Child Support Liens and Personal Injury Cases in Virginia

Many people in the Commonwealth of Virginia are required by court order to financially support children and have been unable to keep up with the court ordered payments.  In such cases, the Commissioner of the State Department of Social Services may cause an order to issue that attaches to property and income owed to the debtor by a third person and requires that such property or income be turned over to the Commonwealth in satisfaction of the past due child support.  There is a specific statute, Section 63.2-1929[1], which discusses this issue in relationship to personal injury cases in Virginia.

The operative sentence is as follows:

The orders to withhold and to deliver shall take priority over all other debts and creditors under state law of such debtor including the proceeds or anticipated proceeds of a personal injury or wrongful death award or settlement except that the Department’s lien shall be inferior to those liens created under Section 8.01-66.2 or Section 8.01-66.9, any statutory right of subrogation accruing to a health insurance provider, and the lien of the attorney representing the injured person in the personal injury or wrongful death action. (Emphasis added).

The two statutory sections cited are laws giving doctors and other medical providers a lien for a least part of their charges, up to $750 for most doctors, $200 for an ambulance, and $2,500 for a hospital, and also give the Commonwealth liens for its services such as Medicaid and services provided by Commonwealth operated hospitals like the hospital at the University of Virginia.  What this means in a typical personal injury case is that the lawyer gets the fee he has earned, the doctors get a lien for the minimum amounts as noted above, and the child support lien gets the rest until the whole lien is satisfied.  In many cases this means that a person in a personal injury case will receive no funds at all from the settlement proceeds with the entire net proceeds going to the back child support lien.  The Commonwealth can negotiate these liens but often takes a very hard line.

Therefore,  if an injured person with a claim owes back child support, the Commissioner may notify the person’s attorney or the insurance company paying the proceeds that there is a back child support.  If that happens,  then that back child support may have to be paid first, in its entirety, before the injured person gets anything.

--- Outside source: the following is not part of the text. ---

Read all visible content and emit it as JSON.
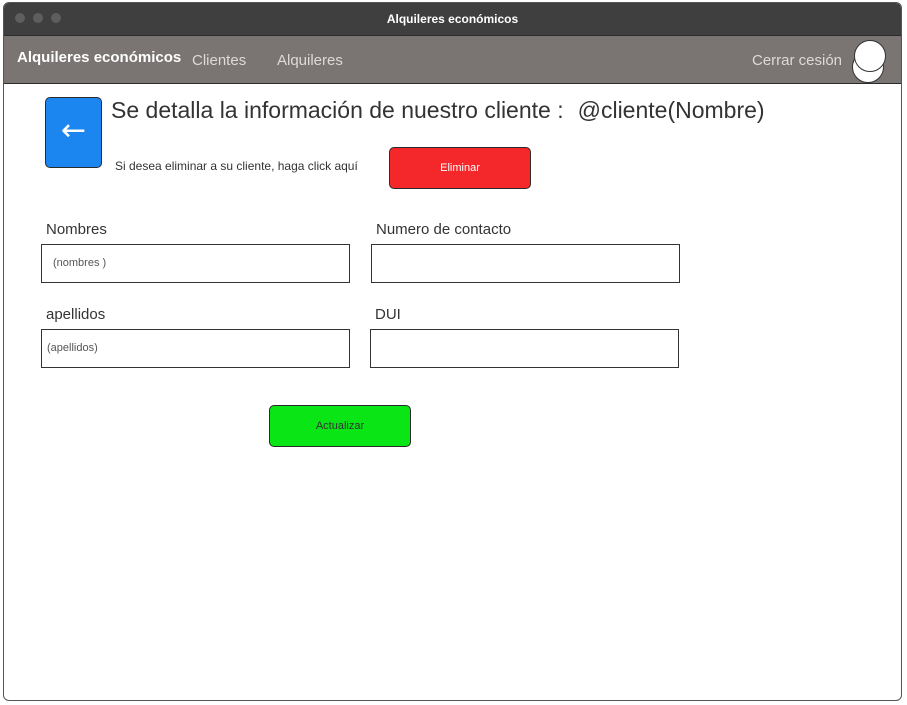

If you are injured, and have a claim, and also owe back child support, then be sure you notify your attorney.

[1] For full text of the statute, see Va Code §63.2-1929 at